As many as three-fourths of new mothers in the United States start breastfeeding, but only 13% continue to exclusively breastfeed for the recommended 6-month period.

To determine factors that contribute to breastfeeding discontinuation, Nommsen-Rivers and colleagues interviewed 523 pregnant women before and after giving birth and recorded feeding status at 0,3, 4, 7,14, 30 and 60 days postpartum.

The interview included questions that addressed breastfeeding attitudes and concerns, perceived sense of breastfeeding efficacy, infant feeding practices among family and friends, the intended duration of breastfeeding and at what age they intended to introduce formula.

During prenatal interviews, the majority of women — 79% — reported at least one infant feeding concerns. In the nearly 3,000 interviews conducted during the study period, the researchers identified more than 4,000 breastfeeding concerns.
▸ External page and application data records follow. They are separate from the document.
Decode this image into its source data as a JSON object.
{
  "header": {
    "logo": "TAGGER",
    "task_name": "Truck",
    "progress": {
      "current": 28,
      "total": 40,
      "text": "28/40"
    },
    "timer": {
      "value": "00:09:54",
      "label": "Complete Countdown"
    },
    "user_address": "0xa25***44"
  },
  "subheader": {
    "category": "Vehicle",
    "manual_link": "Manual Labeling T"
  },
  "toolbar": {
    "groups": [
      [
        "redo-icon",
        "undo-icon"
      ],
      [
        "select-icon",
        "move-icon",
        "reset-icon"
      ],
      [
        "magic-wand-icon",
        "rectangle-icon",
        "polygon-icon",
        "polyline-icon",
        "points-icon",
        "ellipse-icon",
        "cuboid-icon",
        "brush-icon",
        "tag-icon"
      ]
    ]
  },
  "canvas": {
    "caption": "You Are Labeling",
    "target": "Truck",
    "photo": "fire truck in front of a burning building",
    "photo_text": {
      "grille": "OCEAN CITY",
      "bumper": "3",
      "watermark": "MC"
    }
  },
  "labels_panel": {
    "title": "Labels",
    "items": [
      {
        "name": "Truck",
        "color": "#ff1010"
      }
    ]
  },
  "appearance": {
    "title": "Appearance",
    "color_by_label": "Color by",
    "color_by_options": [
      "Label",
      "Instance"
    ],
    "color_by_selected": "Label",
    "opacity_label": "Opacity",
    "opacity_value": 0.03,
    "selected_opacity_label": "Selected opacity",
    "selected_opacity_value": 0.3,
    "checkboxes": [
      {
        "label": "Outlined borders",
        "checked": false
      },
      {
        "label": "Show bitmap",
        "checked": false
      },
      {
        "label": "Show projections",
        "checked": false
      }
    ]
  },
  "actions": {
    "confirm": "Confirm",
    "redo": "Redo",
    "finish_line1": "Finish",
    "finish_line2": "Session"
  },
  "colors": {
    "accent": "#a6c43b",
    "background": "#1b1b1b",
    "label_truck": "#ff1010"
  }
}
These were grouped into nine main categories, which included infant feeding difficulties, milk quantity, uncertainty in breastfeeding ability, pain, inadequate intake, mother-infant separation, maternal health, too much milk and other.

The three most common concerns were related to infant feeding difficulties at the breast (52%), followed by breastfeeding pain (44%) and milk quantity (40%), the researchers found.
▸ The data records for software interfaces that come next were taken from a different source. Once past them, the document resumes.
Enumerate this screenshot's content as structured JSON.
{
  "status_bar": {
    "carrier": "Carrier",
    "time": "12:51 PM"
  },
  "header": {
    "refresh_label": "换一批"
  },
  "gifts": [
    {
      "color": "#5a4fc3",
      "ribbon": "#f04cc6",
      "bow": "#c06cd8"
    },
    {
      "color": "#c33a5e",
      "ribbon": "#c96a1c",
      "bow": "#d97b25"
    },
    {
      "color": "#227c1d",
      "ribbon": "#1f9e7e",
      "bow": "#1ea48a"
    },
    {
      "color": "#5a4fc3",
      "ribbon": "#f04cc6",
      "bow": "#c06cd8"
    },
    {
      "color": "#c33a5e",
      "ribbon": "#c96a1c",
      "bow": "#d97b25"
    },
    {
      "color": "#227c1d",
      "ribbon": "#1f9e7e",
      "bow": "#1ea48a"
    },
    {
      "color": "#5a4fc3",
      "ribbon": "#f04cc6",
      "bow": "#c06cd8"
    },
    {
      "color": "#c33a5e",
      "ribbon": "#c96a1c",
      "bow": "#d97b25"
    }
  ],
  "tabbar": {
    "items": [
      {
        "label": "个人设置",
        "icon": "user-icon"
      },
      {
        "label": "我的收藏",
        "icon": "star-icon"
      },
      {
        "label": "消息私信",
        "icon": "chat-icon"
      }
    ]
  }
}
Among those who stated they planned to breastfeed exclusively for 2 months during the prenatal interview, 47% gave their child formula between 30 and 60 days; 21% reported stopping breastfeeding by 60 days.

The relative risk for giving any formula between days 30 and 60 was highest at day three (ARR 3.3, 95% CI: 1.7–15.0).

“Overall, our results reinforce the recommendation of the American Academy of Pediatrics that all breastfed newborns receive an evaluation by a provider knowledgeable in lactation management within 2 to 3 days post-discharge,” the researchers wrote.


  1. Wagner EA et al. “Breastfeeding Concerns at 3 and 7 Days Postpartum and Feeding Status at 2 Months” Pediatrics 2013; 132: e865–e875.